(Data provided begins)

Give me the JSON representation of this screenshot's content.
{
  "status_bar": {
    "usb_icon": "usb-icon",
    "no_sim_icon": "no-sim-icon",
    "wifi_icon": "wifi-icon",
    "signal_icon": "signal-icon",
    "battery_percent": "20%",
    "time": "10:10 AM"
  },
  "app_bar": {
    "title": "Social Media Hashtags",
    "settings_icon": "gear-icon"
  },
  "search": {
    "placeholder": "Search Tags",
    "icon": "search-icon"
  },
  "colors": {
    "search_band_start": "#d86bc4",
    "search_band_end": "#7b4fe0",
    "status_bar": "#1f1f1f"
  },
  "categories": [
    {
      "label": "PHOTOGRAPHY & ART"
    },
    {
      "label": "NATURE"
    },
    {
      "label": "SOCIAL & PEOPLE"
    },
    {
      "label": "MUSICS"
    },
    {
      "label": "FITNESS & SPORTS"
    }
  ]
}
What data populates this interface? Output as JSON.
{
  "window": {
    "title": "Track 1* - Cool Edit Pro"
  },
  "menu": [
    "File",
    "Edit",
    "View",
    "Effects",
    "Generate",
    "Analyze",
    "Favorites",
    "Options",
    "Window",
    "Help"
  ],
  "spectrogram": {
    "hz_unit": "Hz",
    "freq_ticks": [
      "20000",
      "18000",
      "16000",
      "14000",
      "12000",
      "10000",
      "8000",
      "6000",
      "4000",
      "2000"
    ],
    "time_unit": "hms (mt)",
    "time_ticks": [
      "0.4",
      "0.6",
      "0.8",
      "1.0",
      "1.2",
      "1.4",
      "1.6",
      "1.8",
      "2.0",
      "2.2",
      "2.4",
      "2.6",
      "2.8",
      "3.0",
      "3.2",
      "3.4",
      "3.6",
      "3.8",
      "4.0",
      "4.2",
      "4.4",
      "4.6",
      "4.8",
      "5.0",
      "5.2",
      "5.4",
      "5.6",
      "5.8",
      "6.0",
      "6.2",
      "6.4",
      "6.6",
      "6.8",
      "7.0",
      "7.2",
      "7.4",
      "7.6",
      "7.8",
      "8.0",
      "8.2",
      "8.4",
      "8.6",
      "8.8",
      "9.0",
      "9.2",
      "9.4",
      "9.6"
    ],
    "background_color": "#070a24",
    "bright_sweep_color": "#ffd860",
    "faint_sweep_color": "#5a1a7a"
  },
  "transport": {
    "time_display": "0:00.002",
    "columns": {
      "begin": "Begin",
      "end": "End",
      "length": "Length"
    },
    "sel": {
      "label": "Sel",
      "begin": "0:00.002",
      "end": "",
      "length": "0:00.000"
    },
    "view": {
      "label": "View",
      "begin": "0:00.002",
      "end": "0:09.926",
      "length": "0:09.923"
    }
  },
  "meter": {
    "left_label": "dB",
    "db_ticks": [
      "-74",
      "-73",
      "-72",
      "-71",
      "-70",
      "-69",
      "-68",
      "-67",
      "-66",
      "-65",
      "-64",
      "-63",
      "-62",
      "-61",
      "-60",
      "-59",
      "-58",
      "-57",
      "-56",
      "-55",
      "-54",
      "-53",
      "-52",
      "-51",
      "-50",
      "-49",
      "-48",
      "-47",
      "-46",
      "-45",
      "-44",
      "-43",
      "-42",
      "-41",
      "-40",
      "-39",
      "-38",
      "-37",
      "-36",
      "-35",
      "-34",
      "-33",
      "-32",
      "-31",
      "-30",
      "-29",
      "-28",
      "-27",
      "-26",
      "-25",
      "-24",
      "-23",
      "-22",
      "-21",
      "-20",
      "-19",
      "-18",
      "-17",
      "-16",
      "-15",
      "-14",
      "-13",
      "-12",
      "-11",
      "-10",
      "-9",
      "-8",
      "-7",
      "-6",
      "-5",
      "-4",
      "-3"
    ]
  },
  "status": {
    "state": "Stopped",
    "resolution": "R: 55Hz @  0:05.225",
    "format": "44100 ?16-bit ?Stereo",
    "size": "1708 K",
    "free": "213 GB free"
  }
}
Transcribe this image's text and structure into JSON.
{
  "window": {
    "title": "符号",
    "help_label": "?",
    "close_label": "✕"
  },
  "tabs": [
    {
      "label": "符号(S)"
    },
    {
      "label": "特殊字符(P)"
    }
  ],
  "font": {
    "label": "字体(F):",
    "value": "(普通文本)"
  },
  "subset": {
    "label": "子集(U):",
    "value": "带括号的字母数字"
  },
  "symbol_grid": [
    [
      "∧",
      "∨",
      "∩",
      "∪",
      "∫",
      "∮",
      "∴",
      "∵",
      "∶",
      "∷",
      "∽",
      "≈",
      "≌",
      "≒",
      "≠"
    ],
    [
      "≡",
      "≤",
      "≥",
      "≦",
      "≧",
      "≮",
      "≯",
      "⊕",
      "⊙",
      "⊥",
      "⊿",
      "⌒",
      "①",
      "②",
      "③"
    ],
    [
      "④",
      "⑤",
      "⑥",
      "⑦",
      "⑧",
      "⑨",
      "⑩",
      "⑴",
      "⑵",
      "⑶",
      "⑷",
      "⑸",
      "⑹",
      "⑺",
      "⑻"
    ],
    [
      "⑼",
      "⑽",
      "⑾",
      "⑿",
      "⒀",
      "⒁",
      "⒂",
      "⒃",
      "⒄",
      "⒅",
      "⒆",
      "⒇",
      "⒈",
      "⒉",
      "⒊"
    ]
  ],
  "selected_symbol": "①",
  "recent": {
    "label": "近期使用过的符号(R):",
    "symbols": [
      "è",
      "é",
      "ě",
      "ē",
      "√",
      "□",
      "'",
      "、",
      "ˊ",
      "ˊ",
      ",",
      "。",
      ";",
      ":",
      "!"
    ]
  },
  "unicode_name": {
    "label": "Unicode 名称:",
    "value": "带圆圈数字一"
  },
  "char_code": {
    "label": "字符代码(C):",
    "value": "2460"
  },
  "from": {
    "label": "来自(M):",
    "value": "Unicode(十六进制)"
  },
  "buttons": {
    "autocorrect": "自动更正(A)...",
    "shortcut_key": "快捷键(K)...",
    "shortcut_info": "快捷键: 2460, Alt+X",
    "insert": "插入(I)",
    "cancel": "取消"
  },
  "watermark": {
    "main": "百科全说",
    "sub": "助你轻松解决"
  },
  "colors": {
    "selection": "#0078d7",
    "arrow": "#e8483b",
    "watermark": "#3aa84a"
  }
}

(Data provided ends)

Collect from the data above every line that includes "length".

Exercise output.
      "length": "Length"
      "length": "0:00.000"
      "length": "0:09.923"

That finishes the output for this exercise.